An example of the continuing disagreements between the two fronts was the letter to Rep. Capps signed by 17 of the 25 committee members at last Thursday’s meeting. The letter was an official request for Rep. Capps to order a halt to the study because those who live along the coast weren’t sufficiently notified of the National Park Service’s involvement. The letter also addresses the concern of the steering committee that all of the hours they’ve put in to planning Gaviota conservation would be in vain with federal designation. Of the eight non-signers, four were environmentalists and the rest were landowners. One of these landowners was Eric Hvolboll, whose family has lived at the La Paloma Ranch near Refugio Canyon since the 1860s.Though he has no objection to his neighbors signing the letter, he didn’t sign because he personally was aware of the efforts of the park service and even attended a meeting about the issue in Rep. Capps’s office a couple of years ago.

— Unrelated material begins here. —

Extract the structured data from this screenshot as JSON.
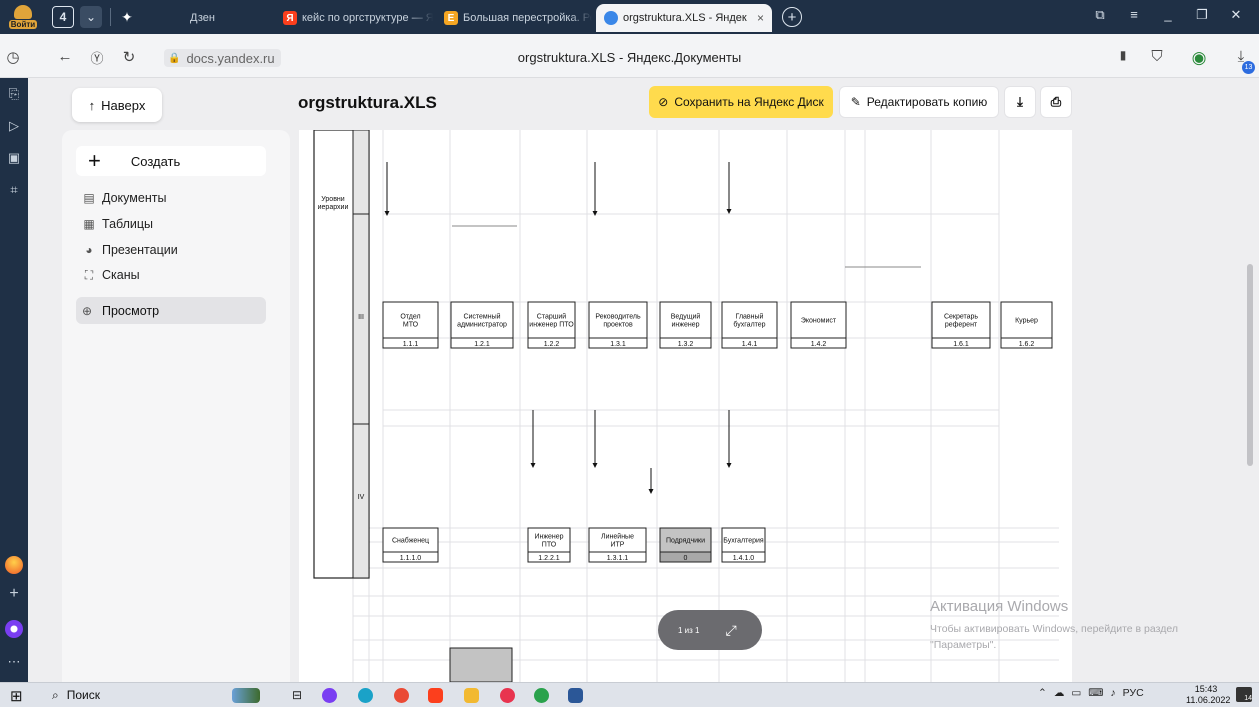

Rep. Capps’s office received the letter on Monday afternoon, and a meeting has already been tentatively scheduled for Monday, February 12. Since the study was appropriated as part of this year’s federal budget, Capps does not have the authority to simply stop the study by making a phone call or flipping a switch. Only another act of Congress could effectively halt the study.

Rep. Capps has always maintained that she simply supports the study and nothing further. The information garnered from the extensive research of the park service will only serve the community’s interest in exploring the best methods for conservation, she explained. In addition, Capps’s office has ensured that one option of the study will be no action, and at least one more will be solely local control.

The National Park Service—whose June date for the draft study report has been pushed back to August—is supportive of the common ground process even though the process is largely anti-park service. “So far, all the common ground process seems to be about is killing the study,” said Ray Murray, the director of the feasibility study. However, he continued, “We are working on a timetable that will give an opportunity for the common ground process to come together and be productive.” Murray doesn’t see any reason to slow down the study, but did hint that it could be stalled to accommodate the conclusions reached by a productive common ground process.

While the seashore issue is still a controversial and time-consuming issue at each common ground event, the last meeting did show signs of improvement. Hvolboll, one of the more moderate members of the steering committee, said, “The process has been very contentious and unproductive, but the last meeting showed promise of productivity and utility in the future. The bickering subsided enough so that there was some agreement on what would happen to reach common ground. It was encouraging.”
Complicating matters further, however, is the January 18 filing of a lawsuit at a federal district court in Los Angeles. The Forest Preservation Society—a group that is most known for its opposition to the Adventure Pass program in national forests—is suing both the National Park Service and the Department of the Interior. The society’s members include people who live within Hollister Ranch and along other stretches of the Gaviota Coast.

The suit claims that the park service violated federal law by not adequately notifying all of the landowners that could possibly be affected by the results of the feasibility study. The U.S. Attorney’s office has already contacted the society and a meeting will be scheduled within two weeks. The society is seeking an injunction that would halt the feasibility study in its tracks.

Both the National Park Service and the Gaviota Coast Conservancy—a major player though not a defendant in the suit—claim that adequate notice was given throughout the last six years of negotiations. On a productive note, the county will soon complete its own Gaviota Coast Resource Study. Expected to be complete by March or April, the county document will contain an inventory of significant resources found on the coast, as well as a comprehensive detailed map compiled by satellite. Though it has nothing to do with the park service’s feasibility study, the document will assist in the long-term planning of the area, be it with federal government aid or without.